Another area in which women were treated differently was that events for women were automatically handicapped and the intensity of the activity was lessened. When women engaged in footraces at the Olympic stadium (during the Heraea), they used the track that was 5/6th of the track that the men used. The track was 158 m for women and 192 m for males. (7). This tended to be in response to the Greek view of the inferiority of women in relations to men. Men were seen as stronger so if women were to engage in a sport, they should be given a handicap.(7).
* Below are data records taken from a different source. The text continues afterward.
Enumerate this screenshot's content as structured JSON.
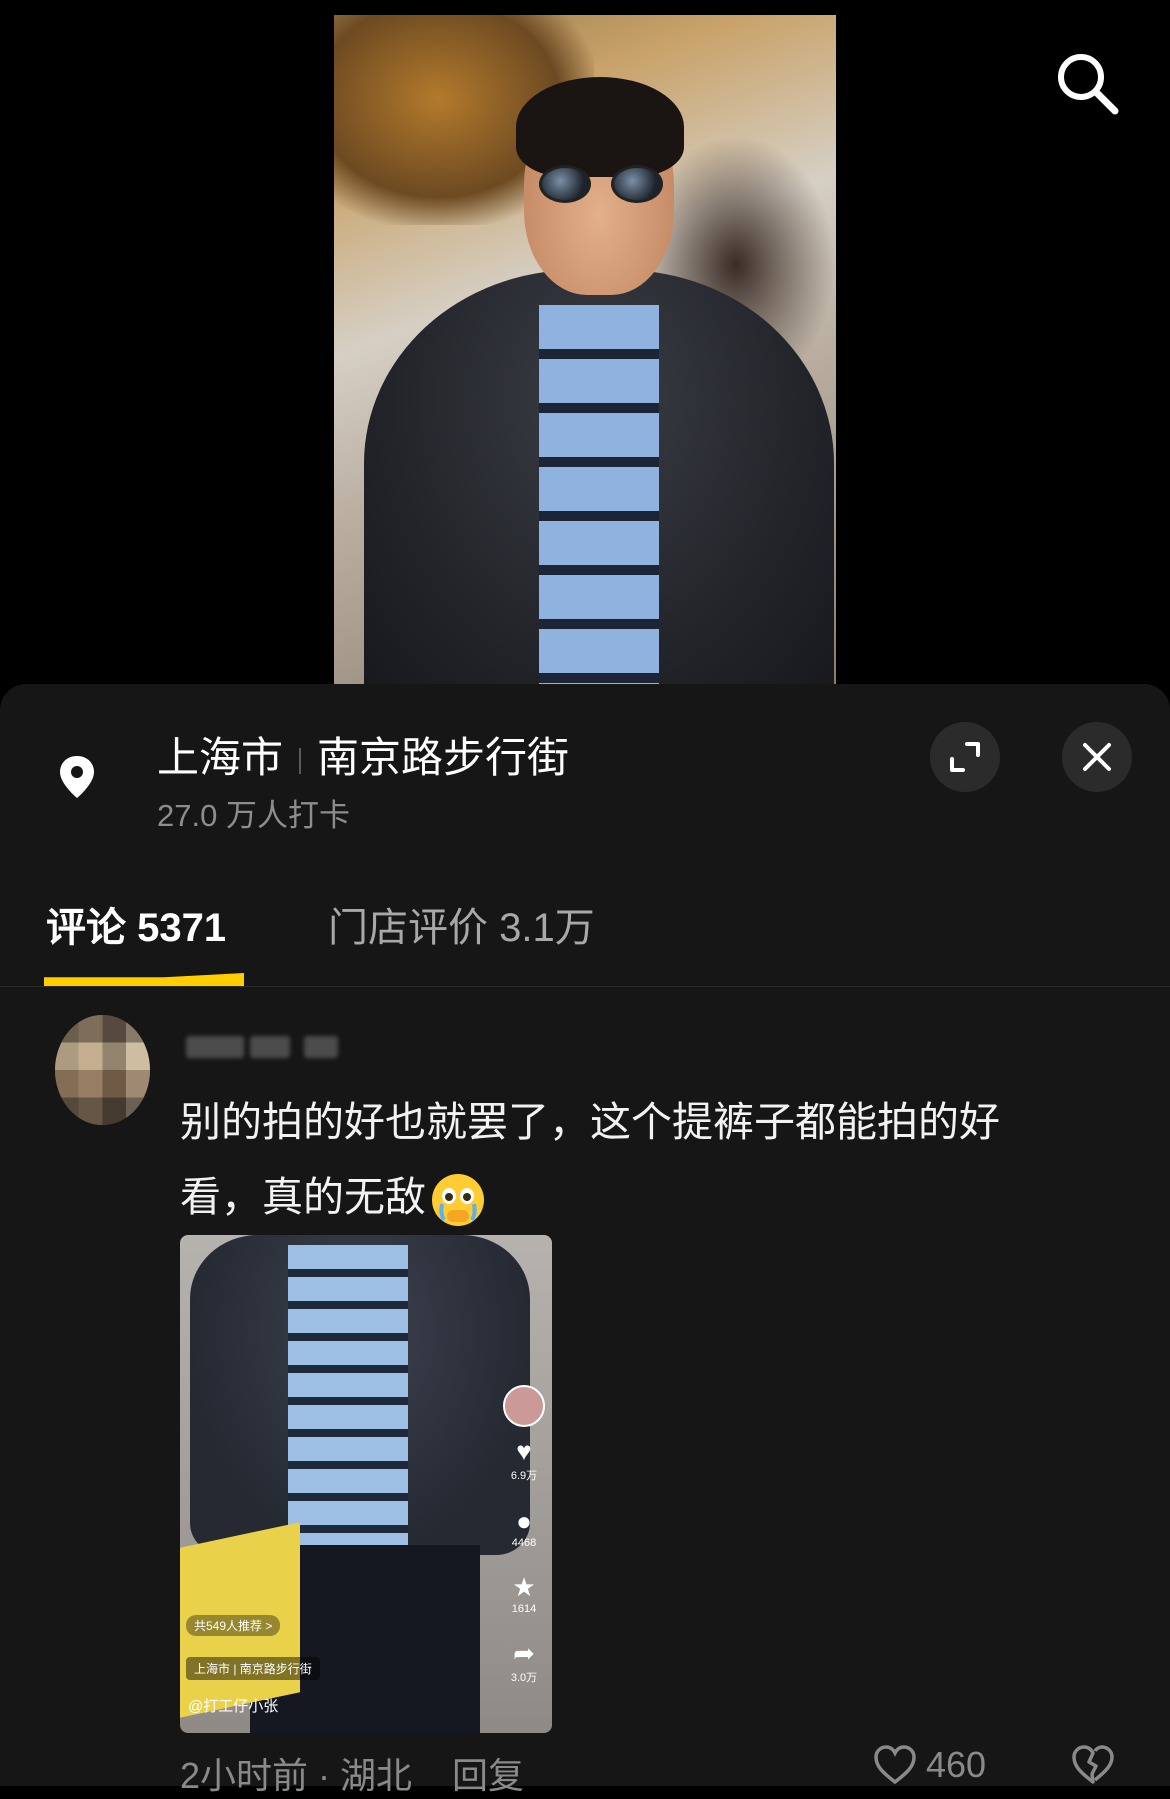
{
  "header": {
    "search_icon": "search-icon"
  },
  "location": {
    "city": "上海市",
    "place": "南京路步行街",
    "checkins": "27.0 万人打卡",
    "pin_icon": "location-pin-icon",
    "expand_icon": "expand-icon",
    "close_icon": "close-icon"
  },
  "tabs": [
    {
      "label": "评论",
      "count": "5371",
      "active": true
    },
    {
      "label": "门店评价",
      "count": "3.1万",
      "active": false
    }
  ],
  "colors": {
    "accent": "#ffcd00",
    "sheet_bg": "#161616",
    "muted": "#8a8a8a"
  },
  "comment": {
    "text": "别的拍的好也就罢了，这个提裤子都能拍的好看，真的无敌",
    "emoji": "crying-face-emoji",
    "time_location": "2小时前 · 湖北",
    "reply_label": "回复",
    "like_count": "460",
    "thumbnail": {
      "likes": "6.9万",
      "comments": "4468",
      "favorites": "1614",
      "shares": "3.0万",
      "recommend": "共549人推荐 >",
      "location": "上海市 | 南京路步行街",
      "user": "@打工仔小张"
    }
  }
}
Mentioned above is the Heraea, which should be explained. The Hereae was the female version of the Olympics and took place every fourth year. (8). Pausania described the games as follows: “the games consist of foot-races for maidens. These [women] are not all of the same age. The first to run are the youngest; after them come the next in age, and the last to run are the oldest of the maidens…[t]o the winning maidens they give crowns of olive and a portion of the cow sacrificed to Hera.” (5). While the Heraea was not as famous as the male Olympics, it still was a Greece wide contest that women could enter to showcase their abilities in foot racing. The Heraea was still a place where a woman could gain respect and honor as an athlete.
Sources also show that besides the Heraea and the Spartan women, sport was still somewhat prevalent in Ancient Greece. Homer’s Odyssey and Xenophon’s Symposium describe women playing with balls, driving chariots, swimming, and wrestling. Running, as the Heraea tested, was also very prevalent. (9). While there may have been societal pressures and divisions in sport due to gender that hindered an Ancient Greek woman from engaging in athletic (see quote above), women in ancient Greece still did many physical activities. Sparta women were an exception in the Ancient Greek times, but the majority of women still did some type of sport. While what they did was different and lessened in intensity in comparison to males, Ancient Greek women did have experience in sport. In addition, while the Olympics were denied to them by the threat of death (with the exception of the Kyniska and her horses actually winning Olympic events), women in Greece had other outlets (like the Heraea).
1)Scanlon, Thomas. Games for Girls. © 2004 by the Archaeological Institute of America www.archaeology.org/online/features/olympics/girls.htm
3)History: A female athletic champion in ancient Olympics http://www.outsports.com/os/index.php/component/content/
4)Heraea Games http://www.statemaster.com/encyclopedia/Heraea-Games
5) Ancient History Sourcebook. http://www.fordham.edu/halsall/ancient/greekgames.html
6) The Republic- Plato.
(7) Ancient Greek Olympics Gallery. http://www.bbc.co.uk/history/ancient/greeks/greek_olympics_gallery_06.shtml
8) Olympia- http://matriarchy.info/index.php?option=com_content&task=view&id=65&Itemid=113
9) Women of Ancient Greece. Bret Mills. http://www.eric.ed.gov/ERICDocs/data/ericdocs2sql/content_storage_01/0000019b/80/15/a6/0b.pdf
10) History of Women in Sports Timeline Part 1 - to 1899 http://www.northnet.org/stlawrenceaauw/timeline.htt